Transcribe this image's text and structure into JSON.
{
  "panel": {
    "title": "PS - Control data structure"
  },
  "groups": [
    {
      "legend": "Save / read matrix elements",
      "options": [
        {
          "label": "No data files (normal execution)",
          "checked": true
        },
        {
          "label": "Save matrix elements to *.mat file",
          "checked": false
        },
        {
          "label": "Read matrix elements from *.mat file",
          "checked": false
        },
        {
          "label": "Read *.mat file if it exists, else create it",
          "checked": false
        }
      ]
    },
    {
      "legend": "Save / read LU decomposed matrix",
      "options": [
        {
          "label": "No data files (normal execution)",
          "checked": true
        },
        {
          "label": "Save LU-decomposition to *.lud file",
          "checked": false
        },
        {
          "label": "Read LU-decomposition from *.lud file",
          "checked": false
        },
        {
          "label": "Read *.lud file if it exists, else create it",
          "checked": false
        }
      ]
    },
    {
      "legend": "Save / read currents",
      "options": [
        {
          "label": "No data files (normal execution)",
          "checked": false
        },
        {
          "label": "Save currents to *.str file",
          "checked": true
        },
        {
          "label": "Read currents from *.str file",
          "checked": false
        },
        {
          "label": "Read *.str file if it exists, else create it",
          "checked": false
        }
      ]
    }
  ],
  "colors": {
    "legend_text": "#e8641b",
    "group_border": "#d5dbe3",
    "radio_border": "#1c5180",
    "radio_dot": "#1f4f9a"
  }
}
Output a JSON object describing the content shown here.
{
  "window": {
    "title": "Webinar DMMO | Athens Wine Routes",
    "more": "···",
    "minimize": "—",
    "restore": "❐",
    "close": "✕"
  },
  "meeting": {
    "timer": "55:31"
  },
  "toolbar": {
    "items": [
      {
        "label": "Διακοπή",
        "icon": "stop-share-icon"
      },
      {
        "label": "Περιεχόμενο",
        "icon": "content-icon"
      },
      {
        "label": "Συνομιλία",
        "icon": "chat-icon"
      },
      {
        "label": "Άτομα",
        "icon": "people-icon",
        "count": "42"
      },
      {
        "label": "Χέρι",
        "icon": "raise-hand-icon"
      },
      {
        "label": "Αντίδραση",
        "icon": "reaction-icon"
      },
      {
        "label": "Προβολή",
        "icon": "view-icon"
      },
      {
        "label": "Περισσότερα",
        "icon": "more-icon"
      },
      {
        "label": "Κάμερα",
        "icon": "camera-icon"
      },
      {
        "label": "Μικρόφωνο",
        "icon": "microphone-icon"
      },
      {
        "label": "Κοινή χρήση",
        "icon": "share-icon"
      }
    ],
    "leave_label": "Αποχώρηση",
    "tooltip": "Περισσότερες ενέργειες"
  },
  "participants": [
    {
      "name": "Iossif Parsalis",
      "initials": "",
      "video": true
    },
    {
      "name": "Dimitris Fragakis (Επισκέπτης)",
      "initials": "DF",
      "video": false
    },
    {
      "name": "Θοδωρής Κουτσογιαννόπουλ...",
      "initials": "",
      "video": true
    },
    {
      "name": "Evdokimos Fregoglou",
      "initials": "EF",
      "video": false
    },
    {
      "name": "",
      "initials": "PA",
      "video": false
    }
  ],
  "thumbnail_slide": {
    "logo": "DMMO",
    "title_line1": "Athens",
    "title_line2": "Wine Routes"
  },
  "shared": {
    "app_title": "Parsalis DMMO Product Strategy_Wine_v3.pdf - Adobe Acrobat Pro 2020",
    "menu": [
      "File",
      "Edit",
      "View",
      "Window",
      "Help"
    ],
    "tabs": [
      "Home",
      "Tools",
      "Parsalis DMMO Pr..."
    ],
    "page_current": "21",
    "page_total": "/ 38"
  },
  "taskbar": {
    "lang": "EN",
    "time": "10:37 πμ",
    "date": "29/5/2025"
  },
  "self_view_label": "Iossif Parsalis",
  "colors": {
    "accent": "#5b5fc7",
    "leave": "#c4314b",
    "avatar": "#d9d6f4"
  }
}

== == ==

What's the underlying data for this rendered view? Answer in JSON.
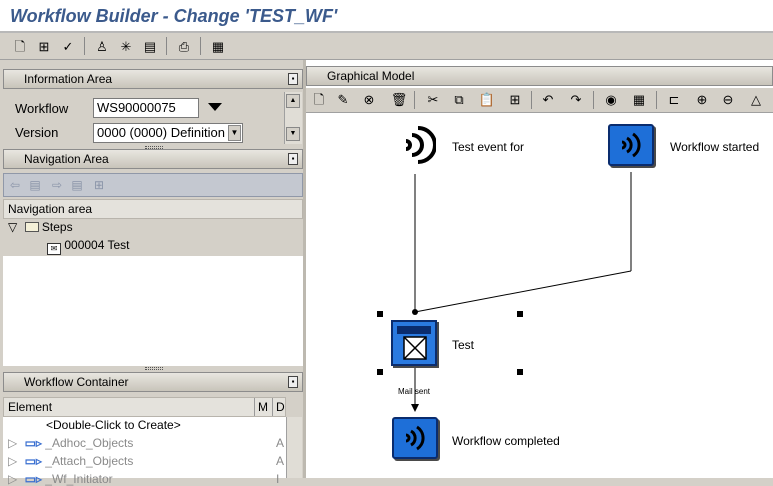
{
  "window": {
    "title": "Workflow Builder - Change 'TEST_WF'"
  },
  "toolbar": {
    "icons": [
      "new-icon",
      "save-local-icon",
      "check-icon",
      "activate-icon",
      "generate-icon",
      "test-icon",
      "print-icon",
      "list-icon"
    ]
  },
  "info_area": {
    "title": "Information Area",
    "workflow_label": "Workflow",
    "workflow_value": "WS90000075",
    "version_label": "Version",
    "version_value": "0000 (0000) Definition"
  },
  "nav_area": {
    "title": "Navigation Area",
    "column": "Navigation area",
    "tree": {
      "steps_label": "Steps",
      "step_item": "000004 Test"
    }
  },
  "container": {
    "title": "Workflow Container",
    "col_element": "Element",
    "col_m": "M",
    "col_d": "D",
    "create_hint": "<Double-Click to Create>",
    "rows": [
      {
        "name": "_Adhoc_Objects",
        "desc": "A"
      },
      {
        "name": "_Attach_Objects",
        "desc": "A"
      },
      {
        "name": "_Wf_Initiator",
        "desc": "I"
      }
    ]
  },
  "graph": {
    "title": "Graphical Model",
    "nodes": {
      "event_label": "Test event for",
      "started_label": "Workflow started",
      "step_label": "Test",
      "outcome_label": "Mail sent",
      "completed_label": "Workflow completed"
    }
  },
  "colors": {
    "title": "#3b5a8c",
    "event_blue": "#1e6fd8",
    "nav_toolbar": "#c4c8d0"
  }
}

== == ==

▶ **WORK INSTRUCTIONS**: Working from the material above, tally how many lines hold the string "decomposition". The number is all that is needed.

▶ **ANSWER BOX**: 2